Over the course of two weeks Atlas Copco has created a festival for employees entitled Never Stop Learning Festival. The goal of this festival is to engage the employees and highlight the importance of learning when it comes to our daily lives, whether it is learning about time management, remote working, dealing with stress, being mindful or even more job specific trainings. These are all trainings that employees can not only use at work but also in their daily lives.
To stick with the Never Stop Learning Festival theme, this week’s post will go back to the basics and focus on learning all about Air Compressors.
Why we need air compressors?
Look around you right now. There are probably at least 10 different products that compressed air had a hand in producing and getting it in the hands of you, the consumer. In fact, on an average day, it would be impossible to count all the times you come across products made possible by compressed air. That bottle of water on your desk, not only was compressed air used to make the plastic, but it was also used in the bottling plant to move the bottles along the production line and into the proper packaging.
The food we eat, the medical care we receive, the cars we drive, the paper we write on, the medications we take are all made possible by air compressors.
What are they used for?
It might be simpler to talk about what they aren’t used for since air compressors are used in a wide variety of applications. Here are just a few of the applications:
Automotive – Compressed air is used in car and engine assembly, pneumatic tools, and the painting processes.
Brewery – Air compressors allow clean air to be used during each stage of production keeping the beer free of contaminates.
Food and beverage – Air is used to move the products throughout productions and packaging facilities.
Medical air and healthcare – Medical air solutions is used in hospitals, dental practices, and veterinary labs and clinical work environments.
Glass – Compressed air is used to help keep glass clean and clear in the manufacturing process.
Electronics – phones, computers, tablets all would be impossible without compressed air used in the manufacturing process.

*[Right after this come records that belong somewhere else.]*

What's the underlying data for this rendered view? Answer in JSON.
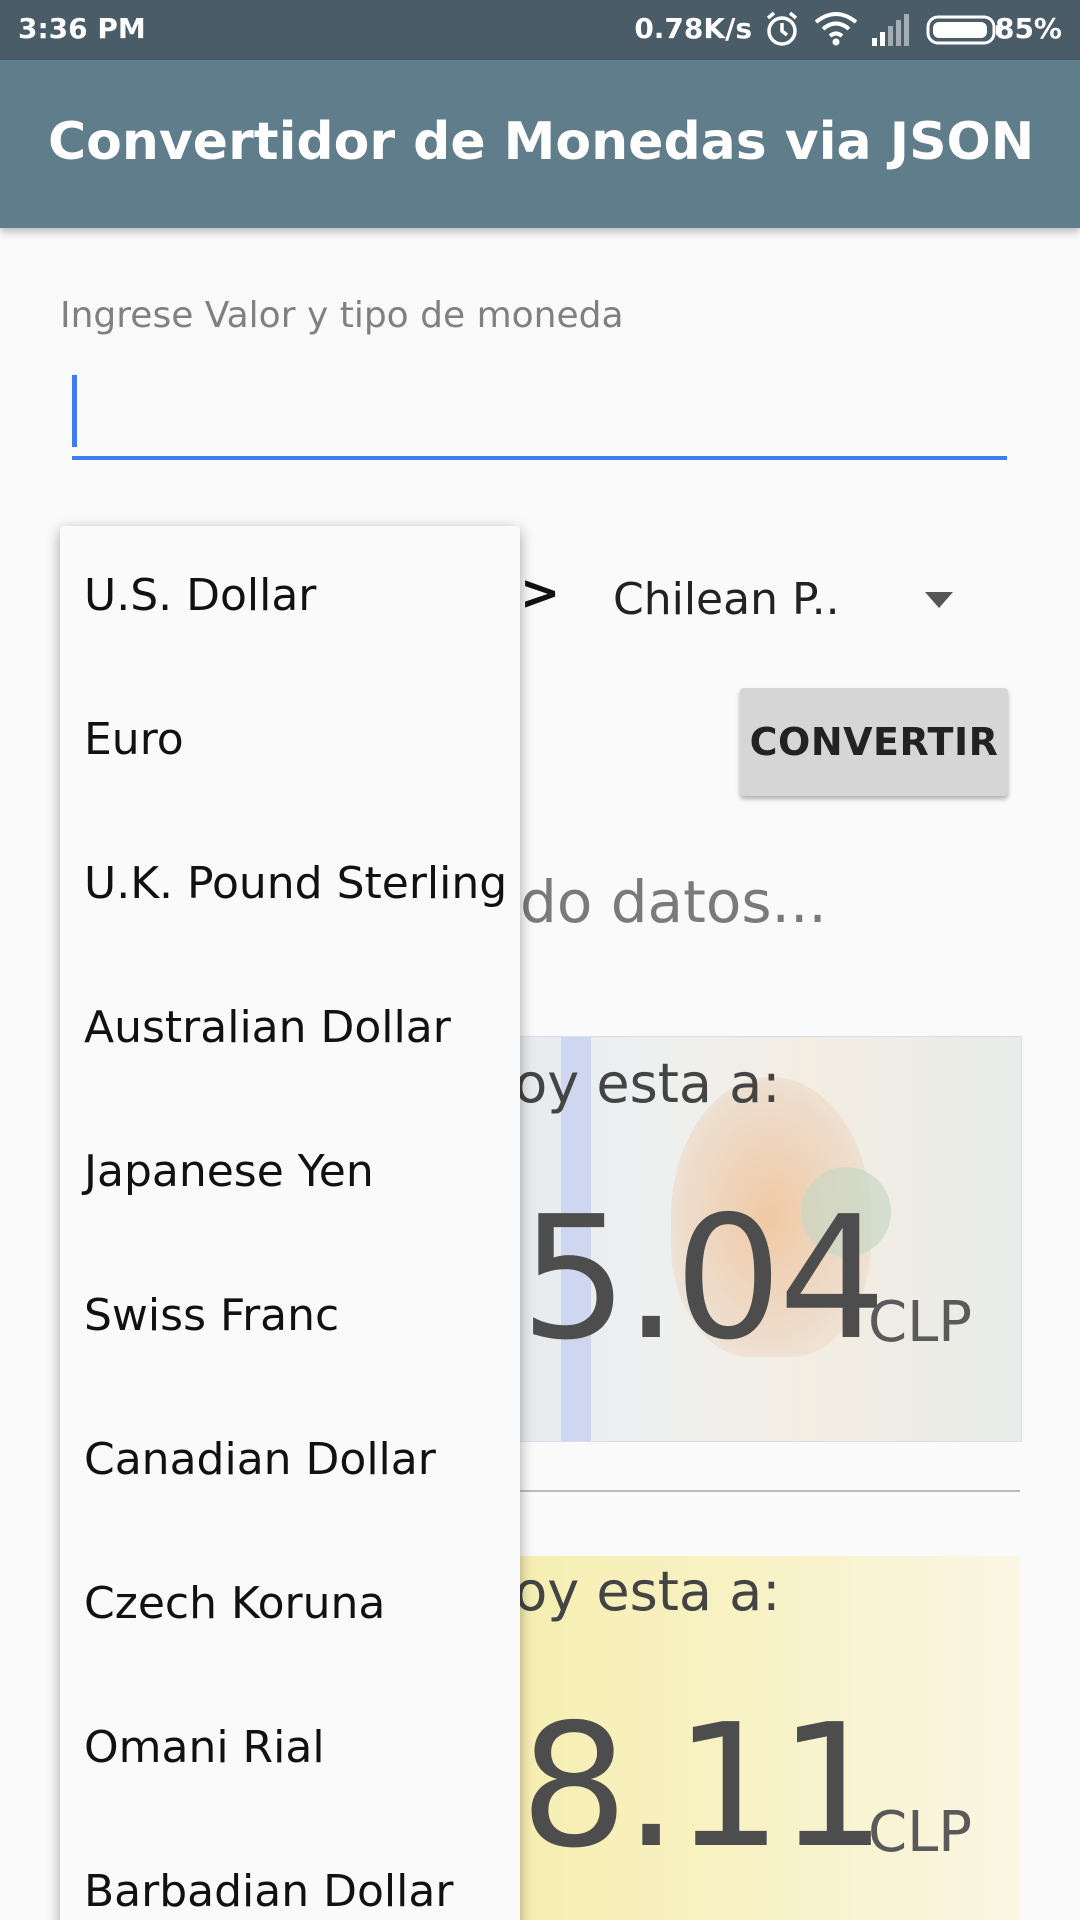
{
  "status_bar": {
    "time": "3:36 PM",
    "network_speed": "0.78K/s",
    "battery_percent": "85%",
    "icons": [
      "alarm-icon",
      "wifi-icon",
      "signal-icon",
      "battery-icon"
    ]
  },
  "app_bar": {
    "title": "Convertidor de Monedas via JSON",
    "color": "#607d8b"
  },
  "input": {
    "label": "Ingrese Valor y tipo de moneda",
    "value": "",
    "accent_color": "#3f7cf2"
  },
  "spinner_row": {
    "separator": ">",
    "to_currency": "Chilean P.."
  },
  "convert_button": {
    "label": "CONVERTIR"
  },
  "loading_text": "do datos...",
  "cards": [
    {
      "caption": "hoy esta a:",
      "value": "5.04",
      "currency": "CLP"
    },
    {
      "caption": "hoy esta a:",
      "value": "8.11",
      "currency": "CLP"
    }
  ],
  "dropdown": {
    "items": [
      "U.S. Dollar",
      "Euro",
      "U.K. Pound Sterling",
      "Australian Dollar",
      "Japanese Yen",
      "Swiss Franc",
      "Canadian Dollar",
      "Czech Koruna",
      "Omani Rial",
      "Barbadian Dollar"
    ]
  }
}
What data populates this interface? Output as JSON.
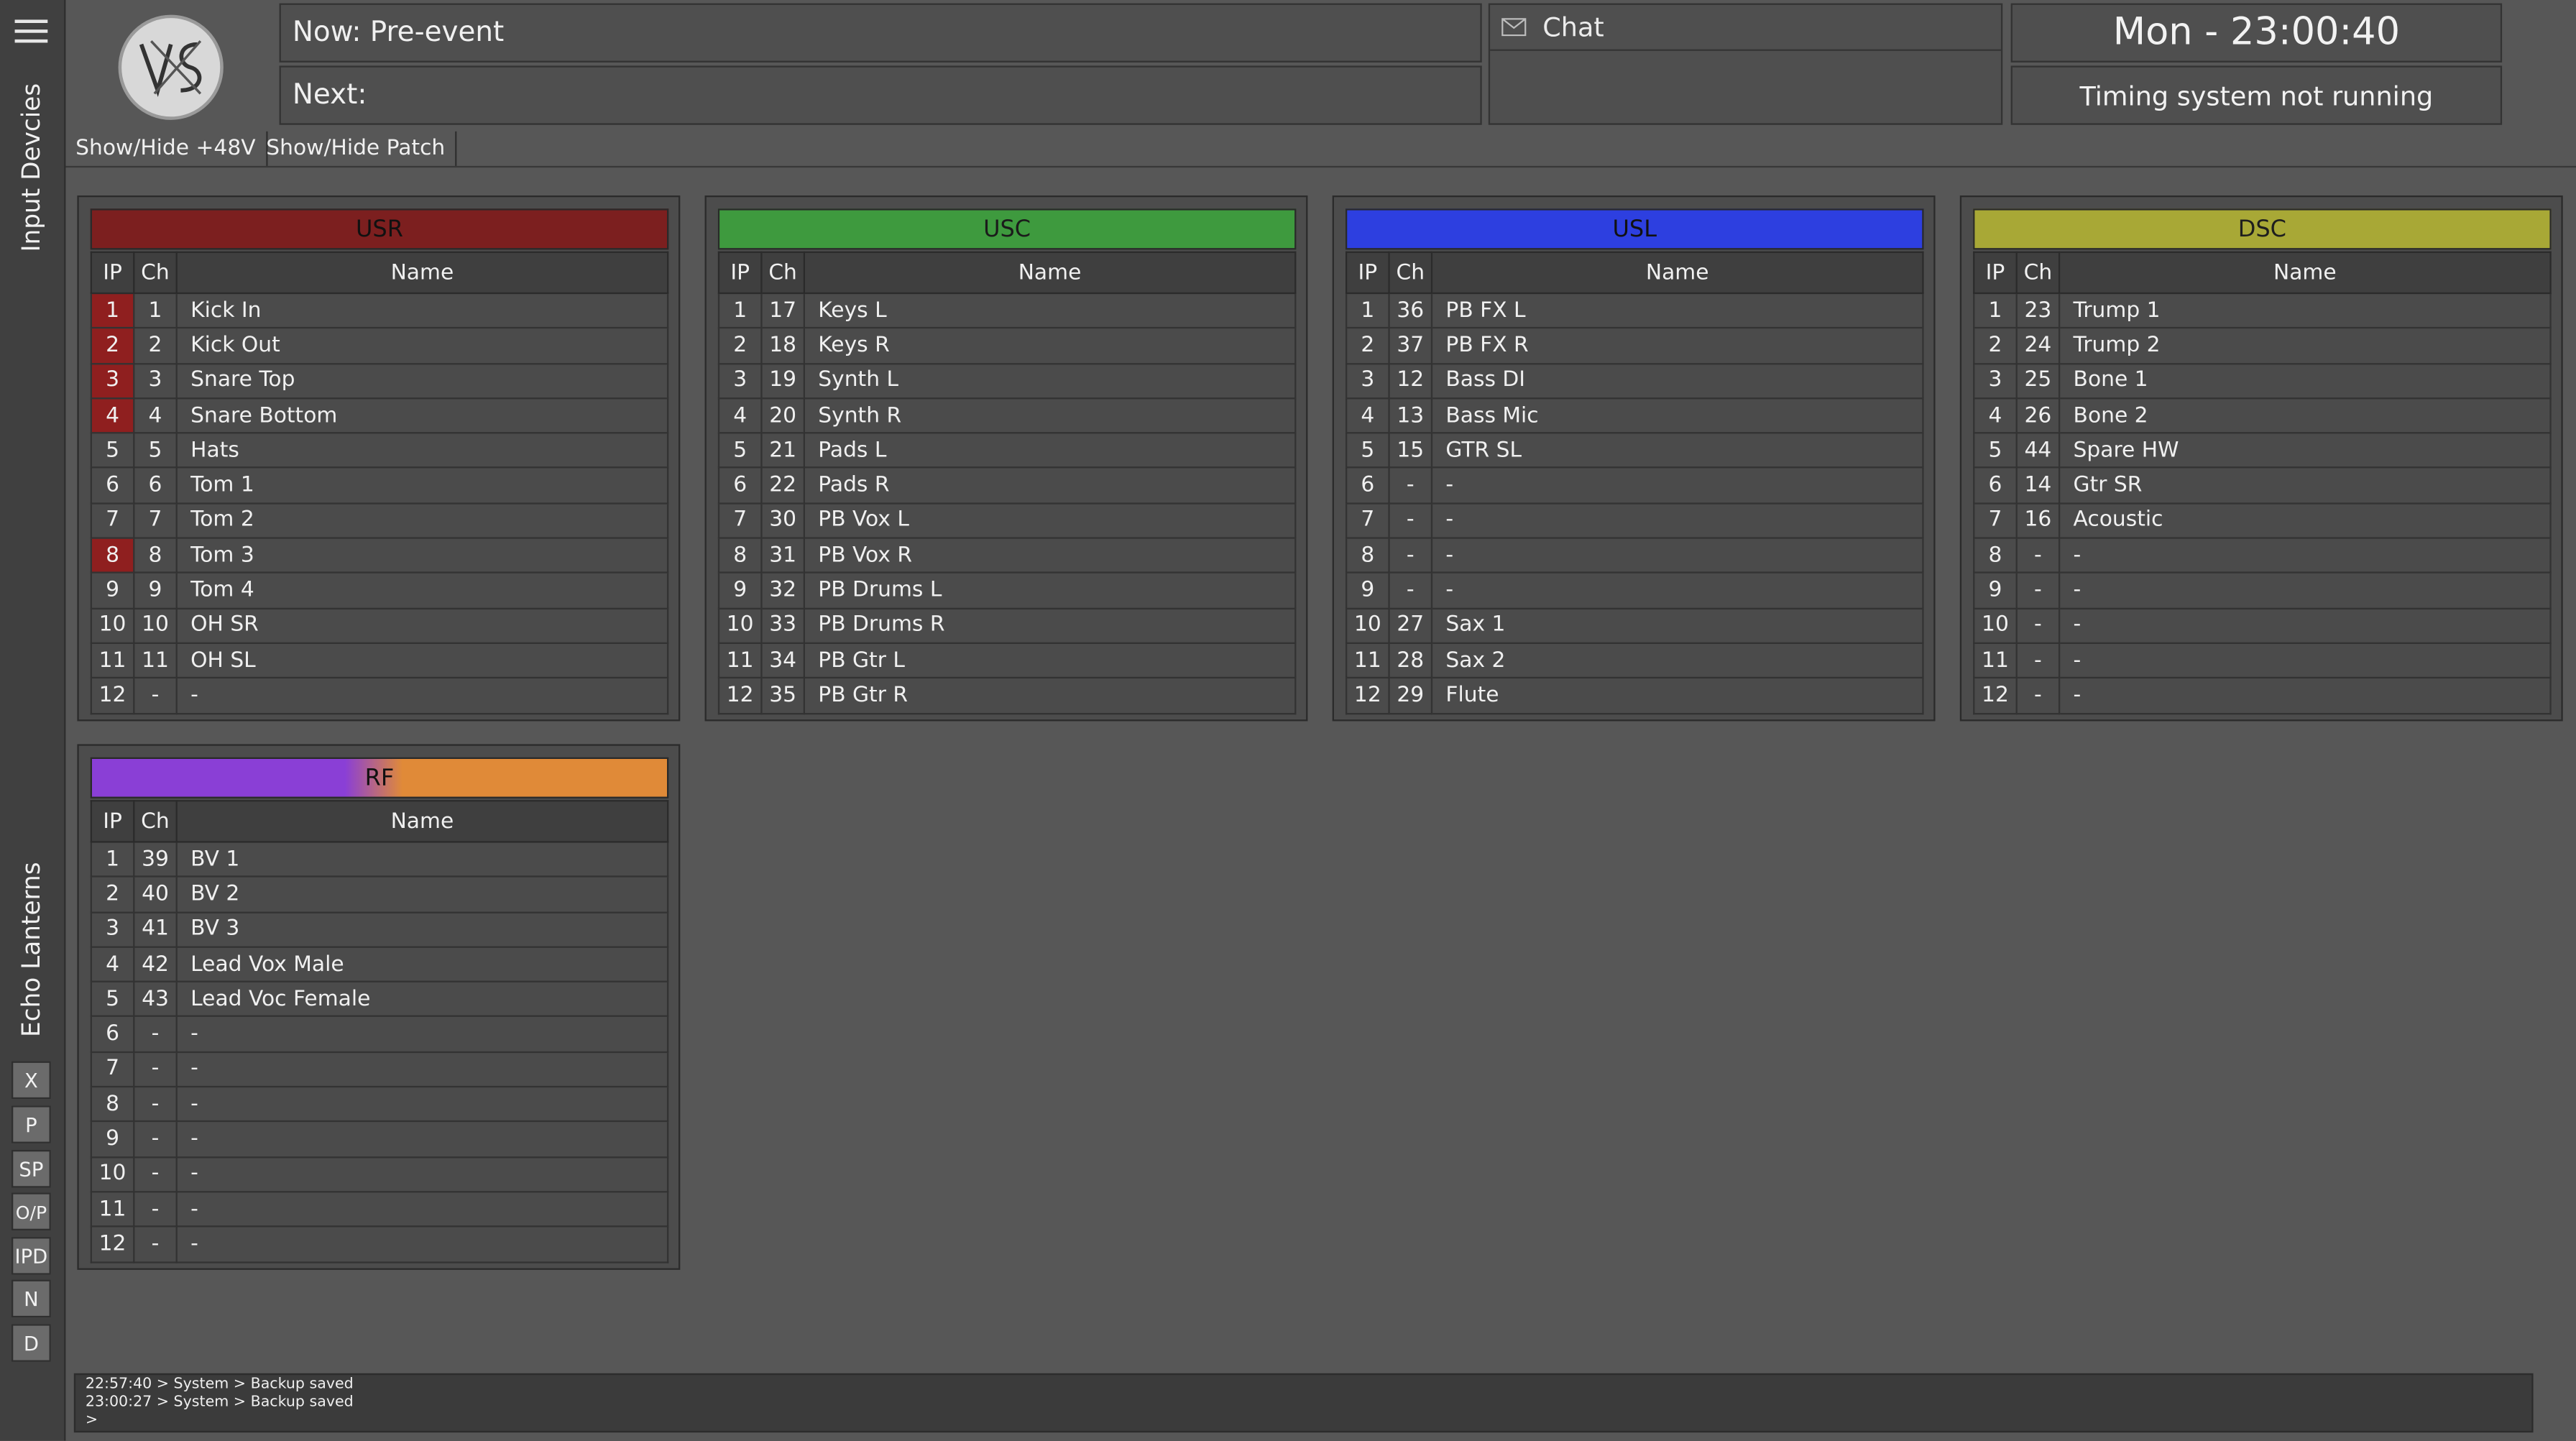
{
  "sidebar": {
    "tabs": [
      "Input Devcies",
      "Echo Lanterns"
    ],
    "buttons": [
      "X",
      "P",
      "SP",
      "O/P",
      "IPD",
      "N",
      "D"
    ]
  },
  "header": {
    "now_label": "Now: Pre-event",
    "next_label": "Next:",
    "chat_label": "Chat",
    "time": "Mon - 23:00:40",
    "timing_status": "Timing system not running"
  },
  "toolbar": {
    "show_hide_48v": "Show/Hide +48V",
    "show_hide_patch": "Show/Hide Patch"
  },
  "columns": {
    "ip": "IP",
    "ch": "Ch",
    "name": "Name"
  },
  "colors": {
    "usr": "#7c1f1f",
    "usc": "#3e9a3e",
    "usl": "#2d3fe0",
    "dsc": "#a8a836",
    "rf_left": "#8a3fd6",
    "rf_right": "#e08a38",
    "highlight": "#8f1f1f"
  },
  "panels": [
    {
      "title": "USR",
      "color_key": "usr",
      "rows": [
        {
          "ip": "1",
          "ch": "1",
          "name": "Kick In",
          "highlight": true
        },
        {
          "ip": "2",
          "ch": "2",
          "name": "Kick Out",
          "highlight": true
        },
        {
          "ip": "3",
          "ch": "3",
          "name": "Snare Top",
          "highlight": true
        },
        {
          "ip": "4",
          "ch": "4",
          "name": "Snare Bottom",
          "highlight": true
        },
        {
          "ip": "5",
          "ch": "5",
          "name": "Hats"
        },
        {
          "ip": "6",
          "ch": "6",
          "name": "Tom 1"
        },
        {
          "ip": "7",
          "ch": "7",
          "name": "Tom 2"
        },
        {
          "ip": "8",
          "ch": "8",
          "name": "Tom 3",
          "highlight": true
        },
        {
          "ip": "9",
          "ch": "9",
          "name": "Tom 4"
        },
        {
          "ip": "10",
          "ch": "10",
          "name": "OH SR"
        },
        {
          "ip": "11",
          "ch": "11",
          "name": "OH SL"
        },
        {
          "ip": "12",
          "ch": "-",
          "name": "-"
        }
      ]
    },
    {
      "title": "USC",
      "color_key": "usc",
      "rows": [
        {
          "ip": "1",
          "ch": "17",
          "name": "Keys L"
        },
        {
          "ip": "2",
          "ch": "18",
          "name": "Keys R"
        },
        {
          "ip": "3",
          "ch": "19",
          "name": "Synth L"
        },
        {
          "ip": "4",
          "ch": "20",
          "name": "Synth R"
        },
        {
          "ip": "5",
          "ch": "21",
          "name": "Pads L"
        },
        {
          "ip": "6",
          "ch": "22",
          "name": "Pads R"
        },
        {
          "ip": "7",
          "ch": "30",
          "name": "PB Vox L"
        },
        {
          "ip": "8",
          "ch": "31",
          "name": "PB Vox R"
        },
        {
          "ip": "9",
          "ch": "32",
          "name": "PB Drums L"
        },
        {
          "ip": "10",
          "ch": "33",
          "name": "PB Drums R"
        },
        {
          "ip": "11",
          "ch": "34",
          "name": "PB Gtr L"
        },
        {
          "ip": "12",
          "ch": "35",
          "name": "PB Gtr R"
        }
      ]
    },
    {
      "title": "USL",
      "color_key": "usl",
      "rows": [
        {
          "ip": "1",
          "ch": "36",
          "name": "PB FX L"
        },
        {
          "ip": "2",
          "ch": "37",
          "name": "PB FX R"
        },
        {
          "ip": "3",
          "ch": "12",
          "name": "Bass DI"
        },
        {
          "ip": "4",
          "ch": "13",
          "name": "Bass Mic"
        },
        {
          "ip": "5",
          "ch": "15",
          "name": "GTR SL"
        },
        {
          "ip": "6",
          "ch": "-",
          "name": "-"
        },
        {
          "ip": "7",
          "ch": "-",
          "name": "-"
        },
        {
          "ip": "8",
          "ch": "-",
          "name": "-"
        },
        {
          "ip": "9",
          "ch": "-",
          "name": "-"
        },
        {
          "ip": "10",
          "ch": "27",
          "name": "Sax 1"
        },
        {
          "ip": "11",
          "ch": "28",
          "name": "Sax 2"
        },
        {
          "ip": "12",
          "ch": "29",
          "name": "Flute"
        }
      ]
    },
    {
      "title": "DSC",
      "color_key": "dsc",
      "rows": [
        {
          "ip": "1",
          "ch": "23",
          "name": "Trump 1"
        },
        {
          "ip": "2",
          "ch": "24",
          "name": "Trump 2"
        },
        {
          "ip": "3",
          "ch": "25",
          "name": "Bone 1"
        },
        {
          "ip": "4",
          "ch": "26",
          "name": "Bone 2"
        },
        {
          "ip": "5",
          "ch": "44",
          "name": "Spare HW"
        },
        {
          "ip": "6",
          "ch": "14",
          "name": "Gtr SR"
        },
        {
          "ip": "7",
          "ch": "16",
          "name": "Acoustic"
        },
        {
          "ip": "8",
          "ch": "-",
          "name": "-"
        },
        {
          "ip": "9",
          "ch": "-",
          "name": "-"
        },
        {
          "ip": "10",
          "ch": "-",
          "name": "-"
        },
        {
          "ip": "11",
          "ch": "-",
          "name": "-"
        },
        {
          "ip": "12",
          "ch": "-",
          "name": "-"
        }
      ]
    },
    {
      "title": "RF",
      "color_key": "rf",
      "rows": [
        {
          "ip": "1",
          "ch": "39",
          "name": "BV 1"
        },
        {
          "ip": "2",
          "ch": "40",
          "name": "BV 2"
        },
        {
          "ip": "3",
          "ch": "41",
          "name": "BV 3"
        },
        {
          "ip": "4",
          "ch": "42",
          "name": "Lead Vox Male"
        },
        {
          "ip": "5",
          "ch": "43",
          "name": "Lead Voc Female"
        },
        {
          "ip": "6",
          "ch": "-",
          "name": "-"
        },
        {
          "ip": "7",
          "ch": "-",
          "name": "-"
        },
        {
          "ip": "8",
          "ch": "-",
          "name": "-"
        },
        {
          "ip": "9",
          "ch": "-",
          "name": "-"
        },
        {
          "ip": "10",
          "ch": "-",
          "name": "-"
        },
        {
          "ip": "11",
          "ch": "-",
          "name": "-"
        },
        {
          "ip": "12",
          "ch": "-",
          "name": "-"
        }
      ]
    }
  ],
  "log": {
    "lines": [
      "22:57:40 > System > Backup saved",
      "23:00:27 > System > Backup saved",
      ">"
    ]
  }
}
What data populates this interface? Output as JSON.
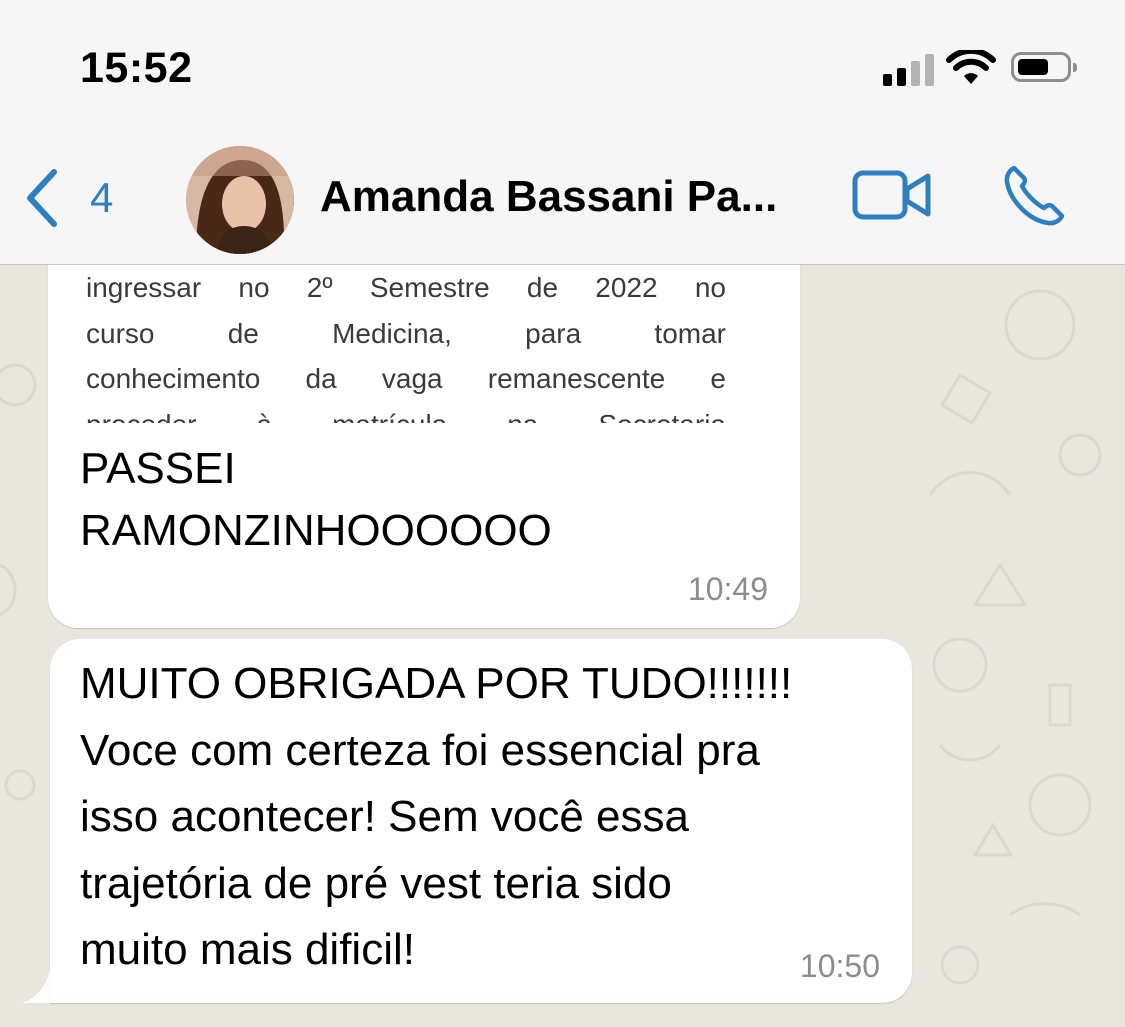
{
  "status_bar": {
    "time": "15:52"
  },
  "header": {
    "back_count": "4",
    "contact_name": "Amanda Bassani Pa..."
  },
  "messages": [
    {
      "document_preview_lines": [
        "ingressar no 2º Semestre de 2022 no",
        "curso de Medicina, para tomar",
        "conhecimento da vaga remanescente e",
        "proceder à matrícula na Secretaria"
      ],
      "text_line1": "PASSEI",
      "text_line2": "RAMONZINHOOOOOO",
      "time": "10:49"
    },
    {
      "text_lines": [
        "MUITO OBRIGADA POR TUDO!!!!!!!",
        "Voce com certeza foi essencial pra",
        "isso acontecer! Sem você essa",
        "trajetória de pré vest teria sido",
        "muito mais dificil!"
      ],
      "time": "10:50"
    }
  ],
  "colors": {
    "accent": "#2d7fc1",
    "chat_background": "#e9e6de",
    "bubble": "#ffffff",
    "timestamp": "#8c8c8c"
  },
  "icons": {
    "back": "chevron-left-icon",
    "video": "video-camera-icon",
    "call": "phone-icon",
    "signal": "cellular-signal-icon",
    "wifi": "wifi-icon",
    "battery": "battery-icon"
  }
}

Textile – Oil-free compressed air is in all steps of the textile industry from spinning, man-made fiber productions, dying the fabrics, weaving, texturizing, pneumatic conveying and more.
Air compressors work when atmospheric air is stored under pressure, it creates potential energy that can be held inside a tank until it's needed. Just like a balloon being released, when the pressurized air is released, the potential energy is converted into usable kinetic energy.
From impact wrenches to AC units, many versatile air-powered tools and machines are responsible for the comfort and shelter of everyday life.
To learn more about air compressors and how they work visit altascopco.com.